(Element data from apps and pages)
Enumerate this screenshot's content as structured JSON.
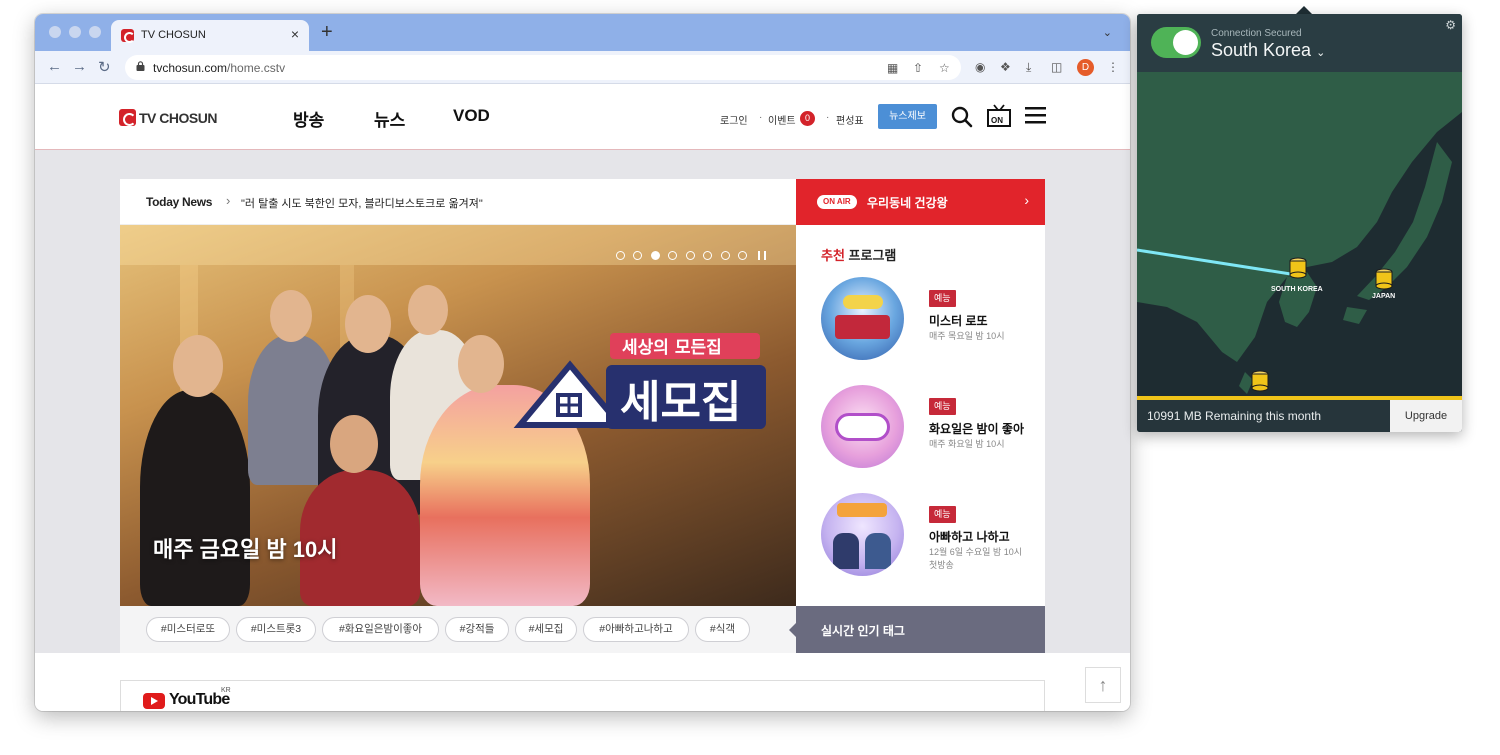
{
  "browser": {
    "tab_title": "TV CHOSUN",
    "url_host": "tvchosun.com",
    "url_path": "/home.cstv",
    "profile_initial": "D"
  },
  "site": {
    "logo_text": "TV CHOSUN",
    "nav": [
      "방송",
      "뉴스",
      "VOD"
    ],
    "util": {
      "login": "로그인",
      "event": "이벤트",
      "event_count": "0",
      "schedule": "편성표",
      "report": "뉴스제보"
    },
    "onair_icon_text": "ON",
    "today_news": {
      "label": "Today News",
      "headline": "\"러 탈출 시도 북한인 모자, 블라디보스토크로 옮겨져\""
    },
    "onair": {
      "badge": "ON AIR",
      "program": "우리동네 건강왕"
    },
    "hero": {
      "caption": "매주 금요일 밤 10시",
      "logo_small": "세상의 모든집",
      "logo_big": "세모집",
      "slide_count": 8,
      "active_slide": 3
    },
    "tags": [
      "#미스터로또",
      "#미스트롯3",
      "#화요일은밤이좋아",
      "#강적들",
      "#세모집",
      "#아빠하고나하고",
      "#식객"
    ],
    "popular_label": "실시간 인기 태그",
    "recommend": {
      "title_highlight": "추천",
      "title_rest": "프로그램",
      "items": [
        {
          "badge": "예능",
          "name": "미스터 로또",
          "schedule": "매주 목요일 밤 10시"
        },
        {
          "badge": "예능",
          "name": "화요일은 밤이 좋아",
          "schedule": "매주 화요일 밤 10시"
        },
        {
          "badge": "예능",
          "name": "아빠하고 나하고",
          "schedule": "12월 6일 수요일 밤 10시 첫방송"
        }
      ]
    },
    "youtube": {
      "word": "YouTube",
      "region": "KR"
    }
  },
  "vpn": {
    "status": "Connection Secured",
    "location": "South Korea",
    "labels": {
      "korea": "SOUTH KOREA",
      "japan": "JAPAN"
    },
    "remaining": "10991 MB Remaining this month",
    "upgrade": "Upgrade",
    "connected": true
  },
  "colors": {
    "brand_red": "#d3232a",
    "onair_red": "#e1242b",
    "report_blue": "#4c8fd6",
    "vpn_green": "#4fb357",
    "map_land": "#2f5d47"
  }
}
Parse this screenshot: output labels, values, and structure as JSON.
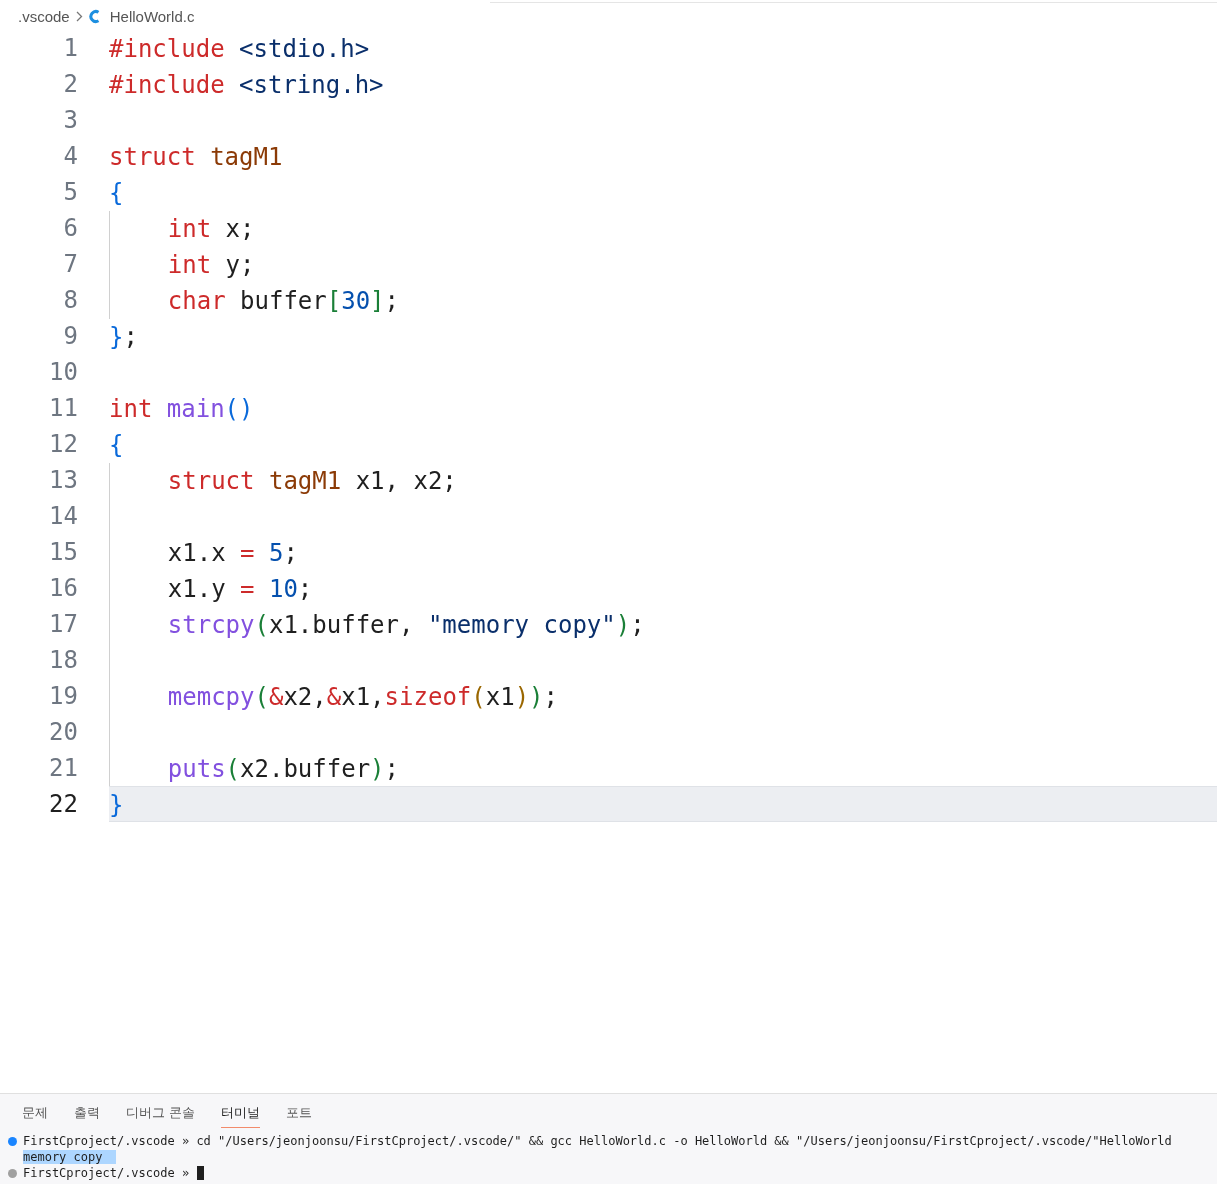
{
  "breadcrumb": {
    "folder": ".vscode",
    "file": "HelloWorld.c"
  },
  "editor": {
    "lines": [
      {
        "number": "1",
        "current": false,
        "indented": false,
        "tokens": [
          {
            "kind": "keyword",
            "text": "#include"
          },
          {
            "kind": "string",
            "text": " <stdio.h>"
          }
        ]
      },
      {
        "number": "2",
        "current": false,
        "indented": false,
        "tokens": [
          {
            "kind": "keyword",
            "text": "#include"
          },
          {
            "kind": "string",
            "text": " <string.h>"
          }
        ]
      },
      {
        "number": "3",
        "current": false,
        "indented": false
      },
      {
        "number": "4",
        "current": false,
        "indented": false,
        "tokens": [
          {
            "kind": "keyword",
            "text": "struct"
          },
          {
            "kind": "type",
            "text": " tagM1"
          }
        ]
      },
      {
        "number": "5",
        "current": false,
        "indented": false,
        "tokens": [
          {
            "kind": "bracket1",
            "text": "{"
          }
        ]
      },
      {
        "number": "6",
        "current": false,
        "indented": true,
        "tokens": [
          {
            "kind": "keyword",
            "text": "int"
          },
          {
            "kind": "plain",
            "text": " x;"
          }
        ]
      },
      {
        "number": "7",
        "current": false,
        "indented": true,
        "tokens": [
          {
            "kind": "keyword",
            "text": "int"
          },
          {
            "kind": "plain",
            "text": " y;"
          }
        ]
      },
      {
        "number": "8",
        "current": false,
        "indented": true,
        "tokens": [
          {
            "kind": "keyword",
            "text": "char"
          },
          {
            "kind": "plain",
            "text": " buffer"
          },
          {
            "kind": "bracket2",
            "text": "["
          },
          {
            "kind": "number",
            "text": "30"
          },
          {
            "kind": "bracket2",
            "text": "]"
          },
          {
            "kind": "plain",
            "text": ";"
          }
        ]
      },
      {
        "number": "9",
        "current": false,
        "indented": false,
        "tokens": [
          {
            "kind": "bracket1",
            "text": "}"
          },
          {
            "kind": "plain",
            "text": ";"
          }
        ]
      },
      {
        "number": "10",
        "current": false,
        "indented": false
      },
      {
        "number": "11",
        "current": false,
        "indented": false,
        "tokens": [
          {
            "kind": "keyword",
            "text": "int"
          },
          {
            "kind": "function",
            "text": " main"
          },
          {
            "kind": "bracket1",
            "text": "()"
          }
        ]
      },
      {
        "number": "12",
        "current": false,
        "indented": false,
        "tokens": [
          {
            "kind": "bracket1",
            "text": "{"
          }
        ]
      },
      {
        "number": "13",
        "current": false,
        "indented": true,
        "tokens": [
          {
            "kind": "keyword",
            "text": "struct"
          },
          {
            "kind": "type",
            "text": " tagM1"
          },
          {
            "kind": "plain",
            "text": " x1, x2;"
          }
        ]
      },
      {
        "number": "14",
        "current": false,
        "indented": true
      },
      {
        "number": "15",
        "current": false,
        "indented": true,
        "tokens": [
          {
            "kind": "plain",
            "text": "x1.x "
          },
          {
            "kind": "keyword",
            "text": "="
          },
          {
            "kind": "number",
            "text": " 5"
          },
          {
            "kind": "plain",
            "text": ";"
          }
        ]
      },
      {
        "number": "16",
        "current": false,
        "indented": true,
        "tokens": [
          {
            "kind": "plain",
            "text": "x1.y "
          },
          {
            "kind": "keyword",
            "text": "="
          },
          {
            "kind": "number",
            "text": " 10"
          },
          {
            "kind": "plain",
            "text": ";"
          }
        ]
      },
      {
        "number": "17",
        "current": false,
        "indented": true,
        "tokens": [
          {
            "kind": "function",
            "text": "strcpy"
          },
          {
            "kind": "bracket2",
            "text": "("
          },
          {
            "kind": "plain",
            "text": "x1.buffer, "
          },
          {
            "kind": "string",
            "text": "\"memory copy\""
          },
          {
            "kind": "bracket2",
            "text": ")"
          },
          {
            "kind": "plain",
            "text": ";"
          }
        ]
      },
      {
        "number": "18",
        "current": false,
        "indented": true
      },
      {
        "number": "19",
        "current": false,
        "indented": true,
        "tokens": [
          {
            "kind": "function",
            "text": "memcpy"
          },
          {
            "kind": "bracket2",
            "text": "("
          },
          {
            "kind": "keyword",
            "text": "&"
          },
          {
            "kind": "plain",
            "text": "x2,"
          },
          {
            "kind": "keyword",
            "text": "&"
          },
          {
            "kind": "plain",
            "text": "x1,"
          },
          {
            "kind": "keyword",
            "text": "sizeof"
          },
          {
            "kind": "bracket3",
            "text": "("
          },
          {
            "kind": "plain",
            "text": "x1"
          },
          {
            "kind": "bracket3",
            "text": ")"
          },
          {
            "kind": "bracket2",
            "text": ")"
          },
          {
            "kind": "plain",
            "text": ";"
          }
        ]
      },
      {
        "number": "20",
        "current": false,
        "indented": true
      },
      {
        "number": "21",
        "current": false,
        "indented": true,
        "tokens": [
          {
            "kind": "function",
            "text": "puts"
          },
          {
            "kind": "bracket2",
            "text": "("
          },
          {
            "kind": "plain",
            "text": "x2.buffer"
          },
          {
            "kind": "bracket2",
            "text": ")"
          },
          {
            "kind": "plain",
            "text": ";"
          }
        ]
      },
      {
        "number": "22",
        "current": true,
        "indented": false,
        "tokens": [
          {
            "kind": "bracket1",
            "text": "}"
          }
        ]
      }
    ]
  },
  "panel": {
    "tabs": [
      {
        "label": "문제",
        "selected": false
      },
      {
        "label": "출력",
        "selected": false
      },
      {
        "label": "디버그 콘솔",
        "selected": false
      },
      {
        "label": "터미널",
        "selected": true
      },
      {
        "label": "포트",
        "selected": false
      }
    ],
    "terminal": [
      {
        "color": "#1a85ff",
        "text": "FirstCproject/.vscode » cd \"/Users/jeonjoonsu/FirstCproject/.vscode/\" && gcc HelloWorld.c -o HelloWorld && \"/Users/jeonjoonsu/FirstCproject/.vscode/\"HelloWorld",
        "selected": false,
        "cursor": false
      },
      {
        "text": "memory copy",
        "selected": true,
        "cursor": false
      },
      {
        "color": "#a0a0a0",
        "text": "FirstCproject/.vscode »",
        "selected": false,
        "cursor": true
      }
    ]
  }
}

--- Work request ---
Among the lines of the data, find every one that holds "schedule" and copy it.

--- Solved problem ---
      "schedule": "편성표",
          "schedule": "매주 목요일 밤 10시"
          "schedule": "매주 화요일 밤 10시"
          "schedule": "12월 6일 수요일 밤 10시 첫방송"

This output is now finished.